Task item:
Every entry below needs to be printed again exactly, with its pictures left out.

(Page and application data records)
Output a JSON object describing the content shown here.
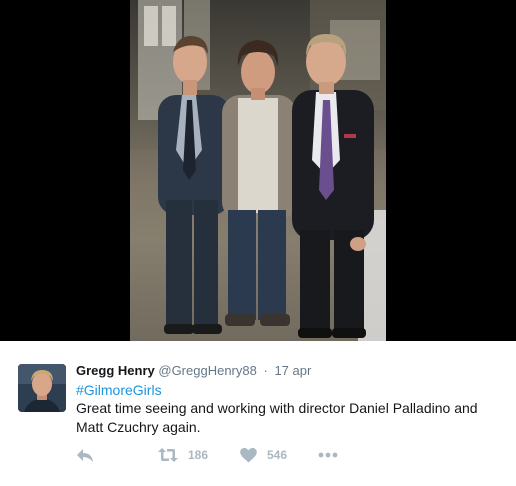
{
  "tweet": {
    "author_name": "Gregg Henry",
    "author_handle": "@GreggHenry88",
    "separator": "·",
    "date": "17 apr",
    "hashtag": "#GilmoreGirls",
    "text": "Great time seeing and working with director Daniel Palladino and Matt Czuchry again.",
    "retweet_count": "186",
    "like_count": "546"
  },
  "icons": {
    "reply": "reply-icon",
    "retweet": "retweet-icon",
    "like": "heart-icon",
    "more": "more-dots-icon"
  },
  "colors": {
    "link": "#1b95e0",
    "muted": "#657786",
    "action": "#aab8c2",
    "media_background": "#000000"
  }
}
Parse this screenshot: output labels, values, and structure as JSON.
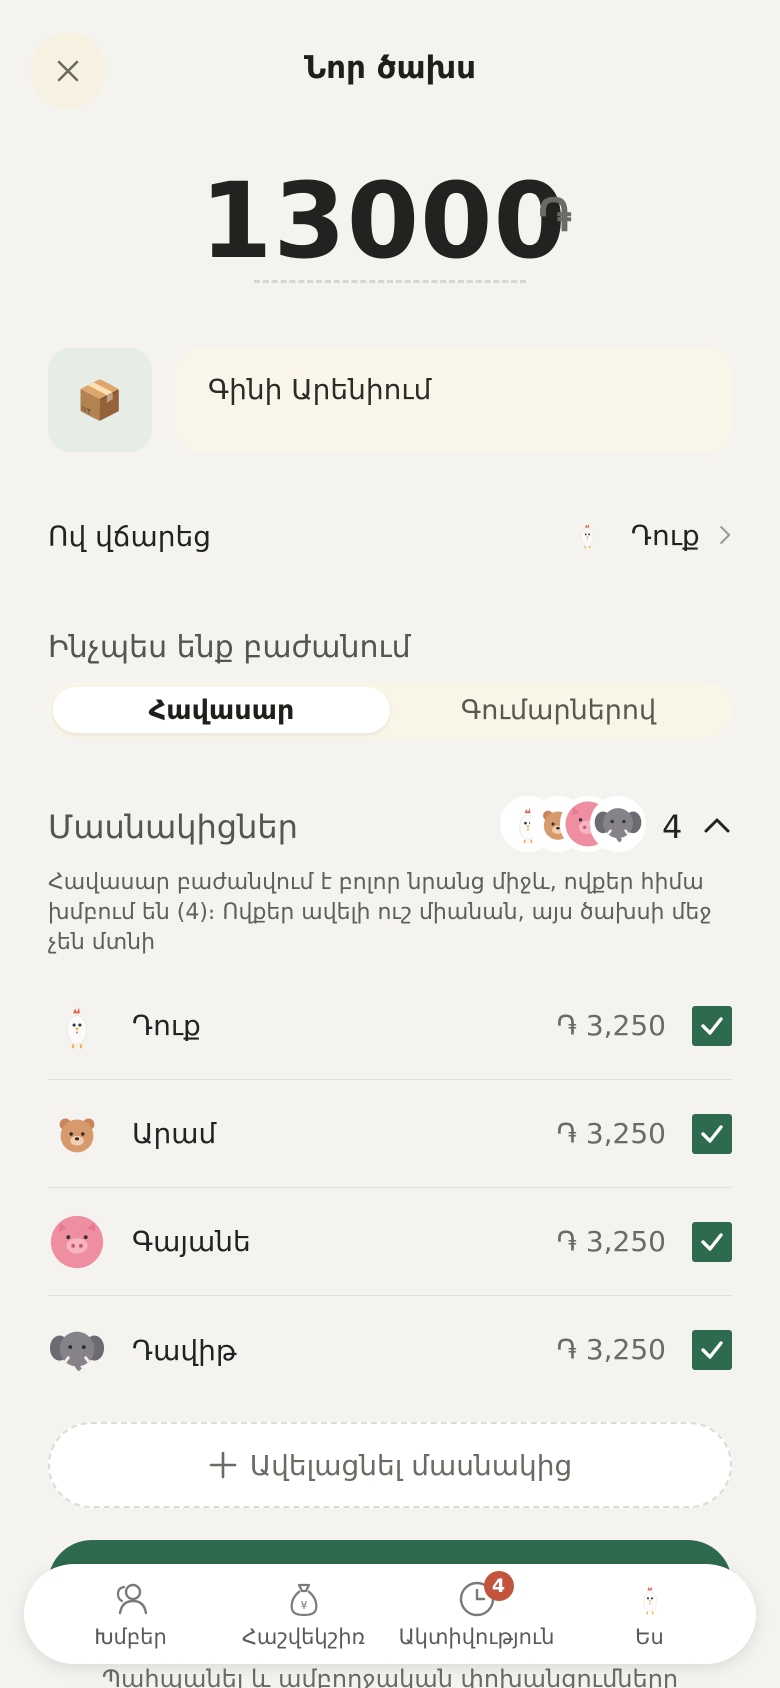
{
  "header": {
    "title": "Նոր ծախս",
    "close_icon": "close-icon"
  },
  "amount": {
    "value": "13000",
    "currency_symbol": "֏"
  },
  "description": {
    "category_icon": "package-icon",
    "category_emoji": "📦",
    "value": "Գինի Արենիում"
  },
  "payer": {
    "label": "Ով վճարեց",
    "name": "Դուք",
    "avatar": "chicken-avatar"
  },
  "split": {
    "heading": "Ինչպես ենք բաժանում",
    "options": [
      "Հավասար",
      "Գումարներով"
    ],
    "selected": "Հավասար"
  },
  "participants": {
    "heading": "Մասնակիցներ",
    "count": "4",
    "note": "Հավասար բաժանվում է բոլոր նրանց միջև, ովքեր հիմա խմբում են (4)։ Ովքեր ավելի ուշ միանան, այս ծախսի մեջ չեն մտնի",
    "members": [
      {
        "name": "Դուք",
        "share": "֏ 3,250",
        "checked": true,
        "avatar": "chicken-avatar"
      },
      {
        "name": "Արամ",
        "share": "֏ 3,250",
        "checked": true,
        "avatar": "bear-avatar"
      },
      {
        "name": "Գայանե",
        "share": "֏ 3,250",
        "checked": true,
        "avatar": "pig-avatar"
      },
      {
        "name": "Դավիթ",
        "share": "֏ 3,250",
        "checked": true,
        "avatar": "elephant-avatar"
      }
    ],
    "add_label": "Ավելացնել մասնակից"
  },
  "partially_hidden_text": "Պահպանել և ամբողջական փոխանցումները",
  "tabs": [
    {
      "label": "Խմբեր",
      "icon": "people-icon"
    },
    {
      "label": "Հաշվեկշիռ",
      "icon": "money-bag-icon"
    },
    {
      "label": "Ակտիվություն",
      "icon": "clock-icon",
      "badge": "4"
    },
    {
      "label": "Ես",
      "icon": "chicken-avatar"
    }
  ],
  "colors": {
    "accent": "#2e6a4e",
    "badge": "#c2533d",
    "background": "#f4f3ef"
  }
}
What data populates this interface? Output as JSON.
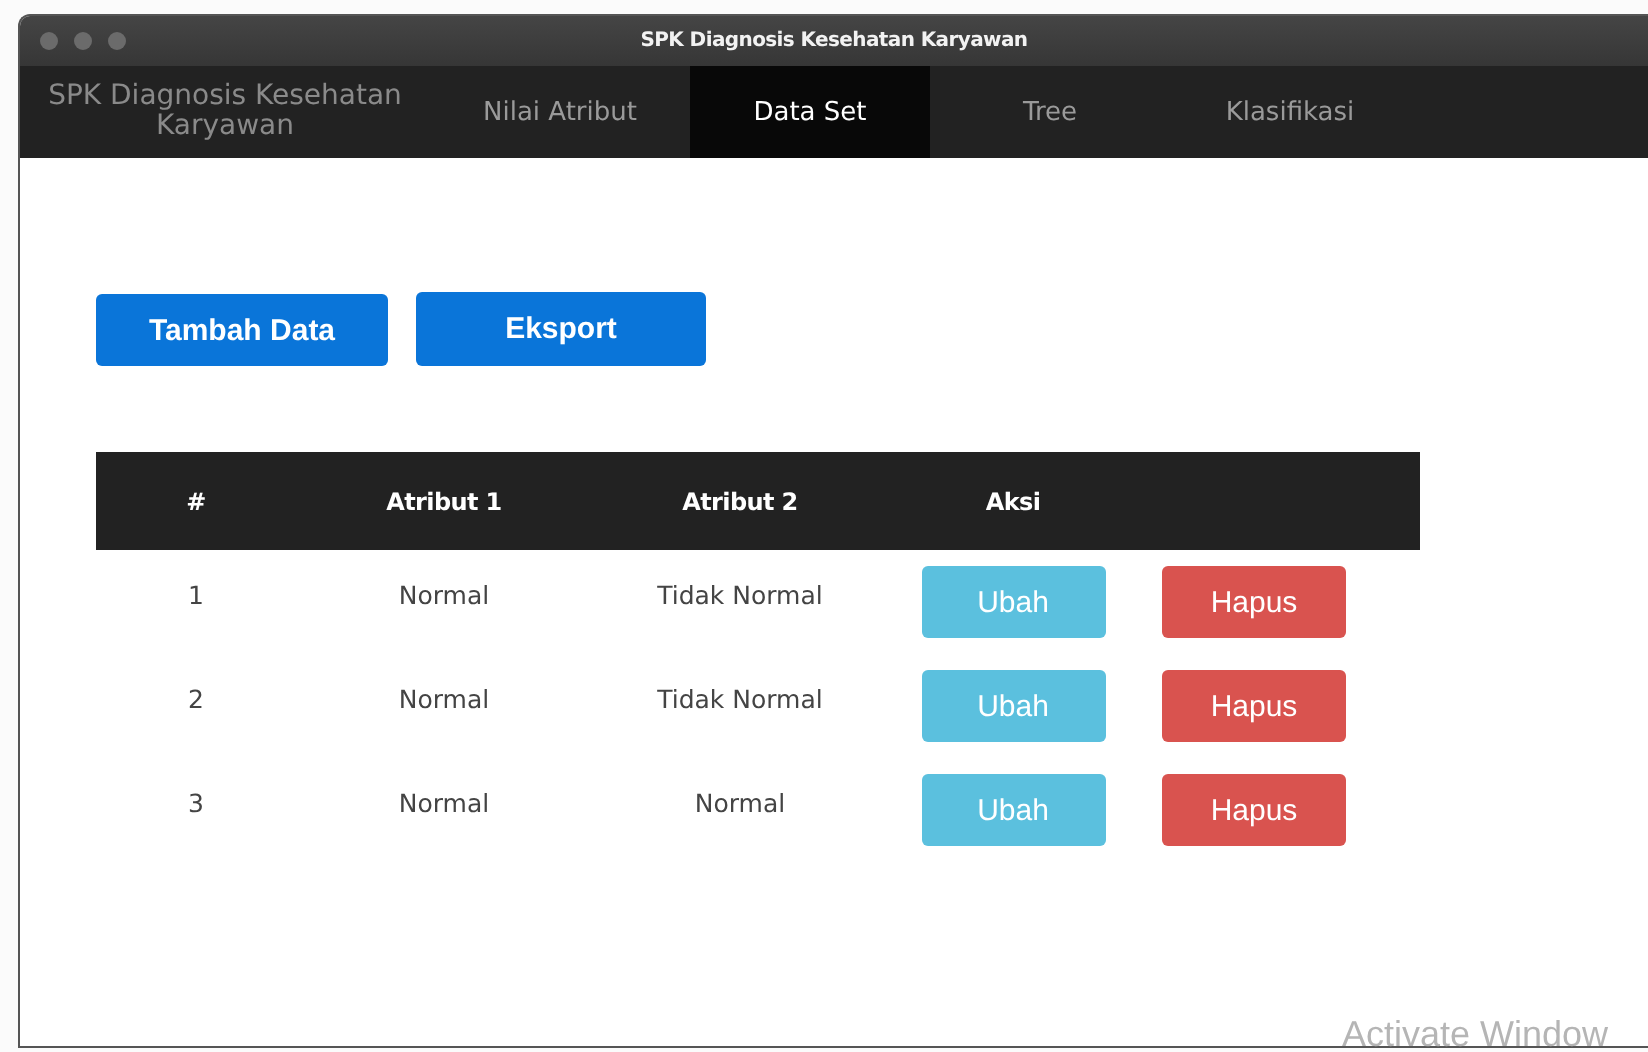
{
  "window": {
    "title": "SPK Diagnosis Kesehatan Karyawan"
  },
  "nav": {
    "brand": "SPK Diagnosis Kesehatan Karyawan",
    "tabs": [
      {
        "label": "Nilai Atribut",
        "selected": false
      },
      {
        "label": "Data Set",
        "selected": true
      },
      {
        "label": "Tree",
        "selected": false
      },
      {
        "label": "Klasifikasi",
        "selected": false
      }
    ]
  },
  "toolbar": {
    "buttons": [
      "Tambah Data",
      "Eksport"
    ]
  },
  "table": {
    "columns": [
      "#",
      "Atribut 1",
      "Atribut 2",
      "Aksi"
    ],
    "rows": [
      {
        "cells": [
          "1",
          "Normal",
          "Tidak Normal"
        ],
        "actions": [
          {
            "label": "Ubah",
            "kind": "edit"
          },
          {
            "label": "Hapus",
            "kind": "delete"
          }
        ]
      },
      {
        "cells": [
          "2",
          "Normal",
          "Tidak Normal"
        ],
        "actions": [
          {
            "label": "Ubah",
            "kind": "edit"
          },
          {
            "label": "Hapus",
            "kind": "delete"
          }
        ]
      },
      {
        "cells": [
          "3",
          "Normal",
          "Normal"
        ],
        "actions": [
          {
            "label": "Ubah",
            "kind": "edit"
          },
          {
            "label": "Hapus",
            "kind": "delete"
          }
        ]
      }
    ]
  },
  "os_notice": "Activate Window"
}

Response for this exercise:
Output a JSON object describing the content shown here.
{
  "tweet": {
    "author_name": "Gregg Henry",
    "author_handle": "@GreggHenry88",
    "separator": "·",
    "date": "17 apr",
    "hashtag": "#GilmoreGirls",
    "text": "Great time seeing and working with director Daniel Palladino and Matt Czuchry again.",
    "retweet_count": "186",
    "like_count": "546"
  },
  "icons": {
    "reply": "reply-icon",
    "retweet": "retweet-icon",
    "like": "heart-icon",
    "more": "more-dots-icon"
  },
  "colors": {
    "link": "#1b95e0",
    "muted": "#657786",
    "action": "#aab8c2",
    "media_background": "#000000"
  }
}
Parse this screenshot: output labels, values, and structure as JSON.
{
  "header": {
    "title": "Նոր ծախս",
    "close_icon": "close-icon"
  },
  "amount": {
    "value": "13000",
    "currency_symbol": "֏"
  },
  "description": {
    "category_icon": "package-icon",
    "category_emoji": "📦",
    "value": "Գինի Արենիում"
  },
  "payer": {
    "label": "Ով վճարեց",
    "name": "Դուք",
    "avatar": "chicken-avatar"
  },
  "split": {
    "heading": "Ինչպես ենք բաժանում",
    "options": [
      "Հավասար",
      "Գումարներով"
    ],
    "selected": "Հավասար"
  },
  "participants": {
    "heading": "Մասնակիցներ",
    "count": "4",
    "note": "Հավասար բաժանվում է բոլոր նրանց միջև, ովքեր հիմա խմբում են (4)։ Ովքեր ավելի ուշ միանան, այս ծախսի մեջ չեն մտնի",
    "members": [
      {
        "name": "Դուք",
        "share": "֏ 3,250",
        "checked": true,
        "avatar": "chicken-avatar"
      },
      {
        "name": "Արամ",
        "share": "֏ 3,250",
        "checked": true,
        "avatar": "bear-avatar"
      },
      {
        "name": "Գայանե",
        "share": "֏ 3,250",
        "checked": true,
        "avatar": "pig-avatar"
      },
      {
        "name": "Դավիթ",
        "share": "֏ 3,250",
        "checked": true,
        "avatar": "elephant-avatar"
      }
    ],
    "add_label": "Ավելացնել մասնակից"
  },
  "partially_hidden_text": "Պահպանել և ամբողջական փոխանցումները",
  "tabs": [
    {
      "label": "Խմբեր",
      "icon": "people-icon"
    },
    {
      "label": "Հաշվեկշիռ",
      "icon": "money-bag-icon"
    },
    {
      "label": "Ակտիվություն",
      "icon": "clock-icon",
      "badge": "4"
    },
    {
      "label": "Ես",
      "icon": "chicken-avatar"
    }
  ],
  "colors": {
    "accent": "#2e6a4e",
    "badge": "#c2533d",
    "background": "#f4f3ef"
  }
}
What data populates this interface? Output as JSON.
{
  "window": {
    "title": "SPK Diagnosis Kesehatan Karyawan"
  },
  "nav": {
    "brand": "SPK Diagnosis Kesehatan Karyawan",
    "tabs": [
      {
        "label": "Nilai Atribut",
        "selected": false
      },
      {
        "label": "Data Set",
        "selected": true
      },
      {
        "label": "Tree",
        "selected": false
      },
      {
        "label": "Klasifikasi",
        "selected": false
      }
    ]
  },
  "toolbar": {
    "buttons": [
      "Tambah Data",
      "Eksport"
    ]
  },
  "table": {
    "columns": [
      "#",
      "Atribut 1",
      "Atribut 2",
      "Aksi"
    ],
    "rows": [
      {
        "cells": [
          "1",
          "Normal",
          "Tidak Normal"
        ],
        "actions": [
          {
            "label": "Ubah",
            "kind": "edit"
          },
          {
            "label": "Hapus",
            "kind": "delete"
          }
        ]
      },
      {
        "cells": [
          "2",
          "Normal",
          "Tidak Normal"
        ],
        "actions": [
          {
            "label": "Ubah",
            "kind": "edit"
          },
          {
            "label": "Hapus",
            "kind": "delete"
          }
        ]
      },
      {
        "cells": [
          "3",
          "Normal",
          "Normal"
        ],
        "actions": [
          {
            "label": "Ubah",
            "kind": "edit"
          },
          {
            "label": "Hapus",
            "kind": "delete"
          }
        ]
      }
    ]
  },
  "os_notice": "Activate Window"
}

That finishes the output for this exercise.